- **YOUR GOAL**
From the entries below, copy every line holding the word "time".

Dataset excerpts
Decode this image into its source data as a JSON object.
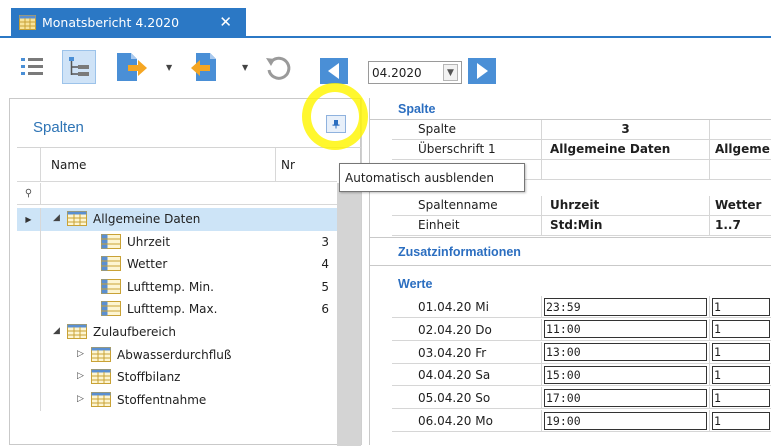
{
  "window": {
    "tab_title": "Monatsbericht 4.2020",
    "close_symbol": "✕"
  },
  "toolbar": {
    "period_value": "04.2020",
    "icons": [
      "list-view-icon",
      "tree-view-icon",
      "export-document-icon",
      "import-document-icon",
      "undo-icon",
      "previous-month-icon",
      "next-month-icon"
    ]
  },
  "left_panel": {
    "title": "Spalten",
    "columns": {
      "name": "Name",
      "nr": "Nr"
    },
    "tree": [
      {
        "label": "Allgemeine Daten",
        "nr": "",
        "level": 0,
        "expanded": true,
        "selected": true
      },
      {
        "label": "Uhrzeit",
        "nr": "3",
        "level": 1
      },
      {
        "label": "Wetter",
        "nr": "4",
        "level": 1
      },
      {
        "label": "Lufttemp. Min.",
        "nr": "5",
        "level": 1
      },
      {
        "label": "Lufttemp. Max.",
        "nr": "6",
        "level": 1
      },
      {
        "label": "Zulaufbereich",
        "nr": "",
        "level": 0,
        "expanded": true
      },
      {
        "label": "Abwasserdurchfluß",
        "nr": "",
        "level": 1,
        "collapsed": true
      },
      {
        "label": "Stoffbilanz",
        "nr": "",
        "level": 1,
        "collapsed": true
      },
      {
        "label": "Stoffentnahme",
        "nr": "",
        "level": 1,
        "collapsed": true
      }
    ]
  },
  "tooltip": {
    "text": "Automatisch ausblenden"
  },
  "right_panel": {
    "section_spalte": "Spalte",
    "props": {
      "spalte": {
        "key": "Spalte",
        "v1": "3",
        "v2": ""
      },
      "ueberschrift": {
        "key": "Überschrift 1",
        "v1": "Allgemeine Daten",
        "v2": "Allgeme"
      },
      "spaltenname": {
        "key": "Spaltenname",
        "v1": "Uhrzeit",
        "v2": "Wetter"
      },
      "einheit": {
        "key": "Einheit",
        "v1": "Std:Min",
        "v2": "1..7"
      }
    },
    "section_zusatz": "Zusatzinformationen",
    "section_werte": "Werte",
    "werte": [
      {
        "date": "01.04.20 Mi",
        "time": "23:59",
        "val": "1"
      },
      {
        "date": "02.04.20 Do",
        "time": "11:00",
        "val": "1"
      },
      {
        "date": "03.04.20 Fr",
        "time": "13:00",
        "val": "1"
      },
      {
        "date": "04.04.20 Sa",
        "time": "15:00",
        "val": "1"
      },
      {
        "date": "05.04.20 So",
        "time": "17:00",
        "val": "1"
      },
      {
        "date": "06.04.20 Mo",
        "time": "19:00",
        "val": "1"
      }
    ]
  },
  "colors": {
    "accent": "#2b78c5",
    "header_blue": "#2b6ec0",
    "selection": "#cde4f7",
    "highlight_yellow": "#fff500",
    "arrow_orange": "#f5a623",
    "nav_blue": "#4a8fd6"
  }
}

- **ANSWER TO THIS TASK**
        "time": "23:59",
        "time": "11:00",
        "time": "13:00",
        "time": "15:00",
        "time": "17:00",
        "time": "19:00",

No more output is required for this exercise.